Study material section start

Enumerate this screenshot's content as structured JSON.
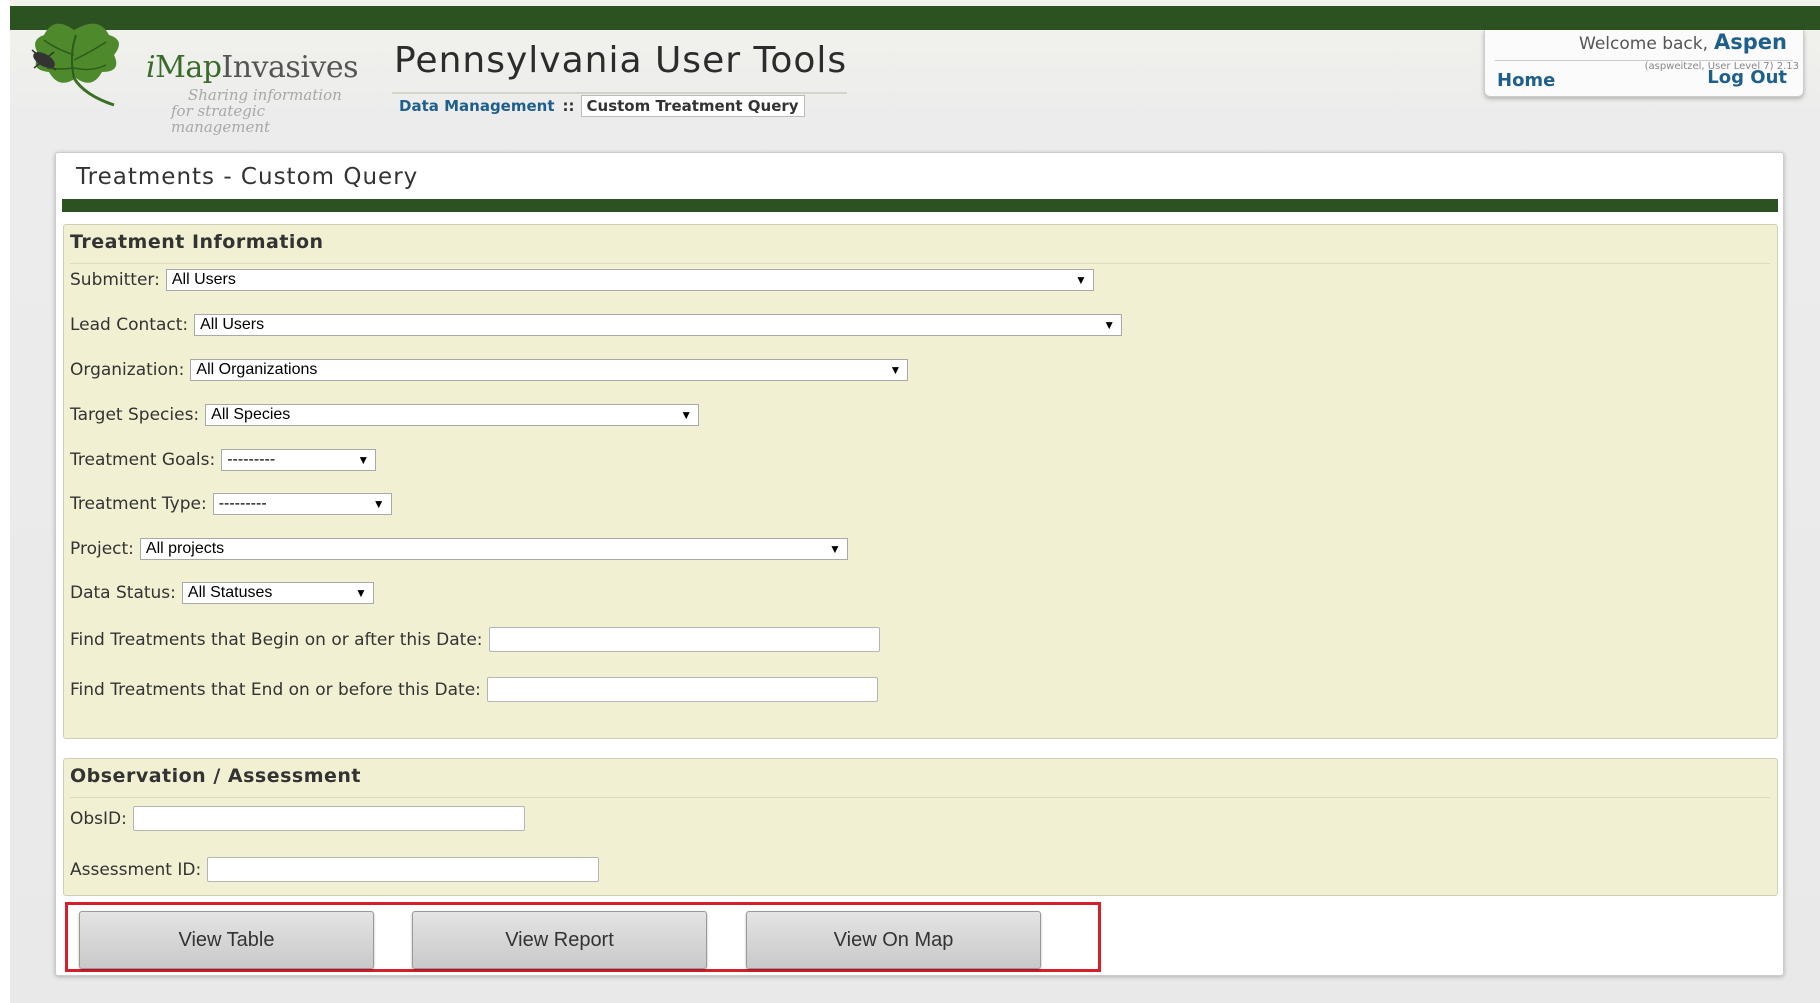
{
  "header": {
    "logo": {
      "prefix": "i",
      "map": "Map",
      "invasives": "Invasives",
      "tagline_1": "Sharing information",
      "tagline_2": "for strategic management"
    },
    "title": "Pennsylvania User Tools",
    "breadcrumb": {
      "parent": "Data Management",
      "separator": "::",
      "current": "Custom Treatment Query"
    }
  },
  "user_box": {
    "welcome": "Welcome back,",
    "username": "Aspen",
    "sub": "(aspweitzel, User Level 7) 2.13",
    "home": "Home",
    "logout": "Log Out"
  },
  "panel": {
    "title": "Treatments - Custom Query",
    "treatment_section": {
      "title": "Treatment Information",
      "submitter": {
        "label": "Submitter:",
        "value": "All Users"
      },
      "lead_contact": {
        "label": "Lead Contact:",
        "value": "All Users"
      },
      "organization": {
        "label": "Organization:",
        "value": "All Organizations"
      },
      "target_species": {
        "label": "Target Species:",
        "value": "All Species"
      },
      "treatment_goals": {
        "label": "Treatment Goals:",
        "value": "---------"
      },
      "treatment_type": {
        "label": "Treatment Type:",
        "value": "---------"
      },
      "project": {
        "label": "Project:",
        "value": "All projects"
      },
      "data_status": {
        "label": "Data Status:",
        "value": "All Statuses"
      },
      "begin_date": {
        "label": "Find Treatments that Begin on or after this Date:",
        "value": ""
      },
      "end_date": {
        "label": "Find Treatments that End on or before this Date:",
        "value": ""
      }
    },
    "observation_section": {
      "title": "Observation / Assessment",
      "obs_id": {
        "label": "ObsID:",
        "value": ""
      },
      "assessment_id": {
        "label": "Assessment ID:",
        "value": ""
      }
    },
    "buttons": {
      "view_table": "View Table",
      "view_report": "View Report",
      "view_map": "View On Map"
    }
  },
  "colors": {
    "dark_green": "#2b5220",
    "section_bg": "#f1f0d2",
    "link_blue": "#1f5f8b",
    "highlight_red": "#d5202b"
  },
  "icons": {
    "dropdown": "▼"
  }
}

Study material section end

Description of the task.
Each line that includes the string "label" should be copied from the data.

Exercise result.
        "label": "Submitter:",
        "label": "Lead Contact:",
        "label": "Organization:",
        "label": "Target Species:",
        "label": "Treatment Goals:",
        "label": "Treatment Type:",
        "label": "Project:",
        "label": "Data Status:",
        "label": "Find Treatments that Begin on or after this Date:",
        "label": "Find Treatments that End on or before this Date:",
        "label": "ObsID:",
        "label": "Assessment ID:",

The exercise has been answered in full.